From 2-14 July, Flamenco Festival swept into London with captivating fluidity, passion and precision. #CocoCouple, Eulanda and Omo, attended the Gala Flamenca show at the famous Sadlers Wells for a date night full of sumptuous movement grounded in the historical legacy of Flamenco.
Two weeks have passed, and I can still hear her voice. Even in the dripping heat of London, amidst the deluge of hot, uncomfortable bodies packed onto a train, the aching purity of her voice creates it’s own space; where coolness and heat collide into perfection.
The first high-powered note that rang out from lead singer Maria Teremoto immediately caused the hairs on our necks and arms to stand on edge. Her dulcet voice filled the silence that had descended across the Sadlers Wells concert hall, cutting through the anticipation that had built up before.
Her voice seemed to be a blend between a lover’s wail, a heartbreaking cry and call to some higher purpose or place.
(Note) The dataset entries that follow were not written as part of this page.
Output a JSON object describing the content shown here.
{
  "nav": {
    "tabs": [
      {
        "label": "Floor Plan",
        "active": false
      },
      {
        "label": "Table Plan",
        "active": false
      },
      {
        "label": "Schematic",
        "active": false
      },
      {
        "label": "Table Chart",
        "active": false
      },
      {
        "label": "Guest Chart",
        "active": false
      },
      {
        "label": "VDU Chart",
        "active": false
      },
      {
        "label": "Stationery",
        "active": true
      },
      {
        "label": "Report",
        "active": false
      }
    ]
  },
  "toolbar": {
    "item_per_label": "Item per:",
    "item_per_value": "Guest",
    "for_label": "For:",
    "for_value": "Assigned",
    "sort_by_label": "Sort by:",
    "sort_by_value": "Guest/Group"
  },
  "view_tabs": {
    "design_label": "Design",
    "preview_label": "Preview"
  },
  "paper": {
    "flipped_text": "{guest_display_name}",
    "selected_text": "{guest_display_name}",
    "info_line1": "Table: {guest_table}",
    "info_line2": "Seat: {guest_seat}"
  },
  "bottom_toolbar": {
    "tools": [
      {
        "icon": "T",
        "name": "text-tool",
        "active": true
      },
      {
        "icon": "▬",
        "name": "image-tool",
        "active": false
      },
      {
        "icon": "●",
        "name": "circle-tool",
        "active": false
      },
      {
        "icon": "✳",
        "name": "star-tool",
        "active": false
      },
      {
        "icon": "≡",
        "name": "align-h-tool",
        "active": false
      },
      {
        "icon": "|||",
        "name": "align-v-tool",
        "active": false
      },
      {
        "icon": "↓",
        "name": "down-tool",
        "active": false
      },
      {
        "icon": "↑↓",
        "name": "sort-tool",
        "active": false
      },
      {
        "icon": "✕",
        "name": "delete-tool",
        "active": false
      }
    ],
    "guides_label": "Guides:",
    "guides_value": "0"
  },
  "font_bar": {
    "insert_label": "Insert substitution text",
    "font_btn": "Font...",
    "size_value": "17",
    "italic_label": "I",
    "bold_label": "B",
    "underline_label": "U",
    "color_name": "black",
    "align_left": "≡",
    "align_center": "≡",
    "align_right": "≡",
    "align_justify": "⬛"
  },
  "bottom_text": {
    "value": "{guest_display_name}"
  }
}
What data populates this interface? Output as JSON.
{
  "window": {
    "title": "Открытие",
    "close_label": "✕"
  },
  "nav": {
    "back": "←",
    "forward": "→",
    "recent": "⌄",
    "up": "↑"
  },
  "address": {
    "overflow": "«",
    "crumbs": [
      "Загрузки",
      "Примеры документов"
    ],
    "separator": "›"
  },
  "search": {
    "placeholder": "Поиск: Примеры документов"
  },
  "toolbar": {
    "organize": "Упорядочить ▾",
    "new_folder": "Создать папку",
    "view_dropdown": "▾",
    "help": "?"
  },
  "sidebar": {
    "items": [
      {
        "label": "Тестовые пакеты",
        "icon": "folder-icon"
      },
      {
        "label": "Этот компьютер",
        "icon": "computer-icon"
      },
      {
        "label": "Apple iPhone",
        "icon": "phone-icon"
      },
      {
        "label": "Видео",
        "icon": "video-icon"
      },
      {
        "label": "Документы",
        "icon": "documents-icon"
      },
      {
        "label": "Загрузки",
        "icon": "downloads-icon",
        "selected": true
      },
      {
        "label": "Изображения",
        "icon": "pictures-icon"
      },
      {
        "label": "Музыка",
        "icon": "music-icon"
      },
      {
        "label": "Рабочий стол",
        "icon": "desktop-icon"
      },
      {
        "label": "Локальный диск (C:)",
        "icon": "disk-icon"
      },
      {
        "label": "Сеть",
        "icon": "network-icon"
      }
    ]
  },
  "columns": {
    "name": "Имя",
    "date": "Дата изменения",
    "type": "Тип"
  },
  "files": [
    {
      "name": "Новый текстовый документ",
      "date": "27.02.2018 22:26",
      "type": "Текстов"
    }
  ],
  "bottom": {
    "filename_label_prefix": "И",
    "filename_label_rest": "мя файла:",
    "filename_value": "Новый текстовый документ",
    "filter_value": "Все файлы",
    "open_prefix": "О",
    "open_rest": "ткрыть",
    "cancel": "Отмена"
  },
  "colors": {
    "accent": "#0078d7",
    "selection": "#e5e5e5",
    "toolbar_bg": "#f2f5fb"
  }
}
With a limited understanding of Spanish, we stopped trying to desperately translate, and let her vocal prowess speak to our souls, inviting us to come with her on the incredible dance journey that was about to begin.
Star Studded Gala
Flamenco! The raw energy, passion, sensuality and intensity are hard to describe in words. This star-studded cast of Mercedez Ruiz, Eduardo Guerrero and Maria Moreno were backed by singers/musicians Maria Terremoto, Emilio Florido and Ismael el Bola.
Under the directorship of choreographer and multi award-winning dancer Manuel Liñán, they weaved their magic through each song and each dance performance, telling stories of love and anger, of turmoil and peace.
Every number in the programme was an artistic masterpiece, however, Pas de Deux stood out as a voracious duet between Ruiz and Terremoto. Both women (singer and dancer) performed in the style of call and response. Terremoto did not back Ruiz as a solo singer. Rather, she intricately wove her voice around Ruiz as both responded to each other, with passionate precision.
Duet of Dreams
Also in Pas de Deux, Ruiz departed from traditional gender norms in Flamenco attire, by donning black trousers with a short fitted jacket. She also displayed her expertise in fusing both contemporary and traditional styles while playing the palillos (castanets). Her fingers and wrist moved like the most delicate of flowers in bloom, whilst her arms hit staccato movements, demanding our full attention.
While another number later in the program with the same name, Pas de Deux began with a stunning visual of Guerrero and Moreno, clad in red attire head to toe, it failed to conclude with the same passionate connection that the former Pas de Deux piece wielded. Perhaps this was due to the length of the duet, as it seemed to be the shortest piece in the programme.
In the solo number Caña, Guerrero set the stage alight with a mixture of stunning fluidity, grace, and his own brand of raw machismo energy, to which one female audience responded by crying out “Guapo!” In English her words translate to handsome;– although keenly accurate, it’s not an all encompassing description for this enigmatic and powerful performer.
Guerrero’s performance in Caña was almost surreal. He seemed to have an out-of-body experience while dancing and in the process, transported the captivated audience to some other world, his world. And we willingly followed every step, every move, and every twist.
Liñan’s Flamenco Legacy
Artistic director Manuel Liñan has several shows currently on tour. As the winner of the Critics Prize in the Festival of Jerez in 2018, we believe Liñan certainly has another winning show and cast with Gala Flamenca. One thing is for certain…Teremoto’s voice will never depart from our visceral memory.
Booking info: 2019 marked the Flamenco Festival London’s sixteenth consecutive year. Held at Sadler Wells Theatre each July, tickets can be booked once the programme is announced online.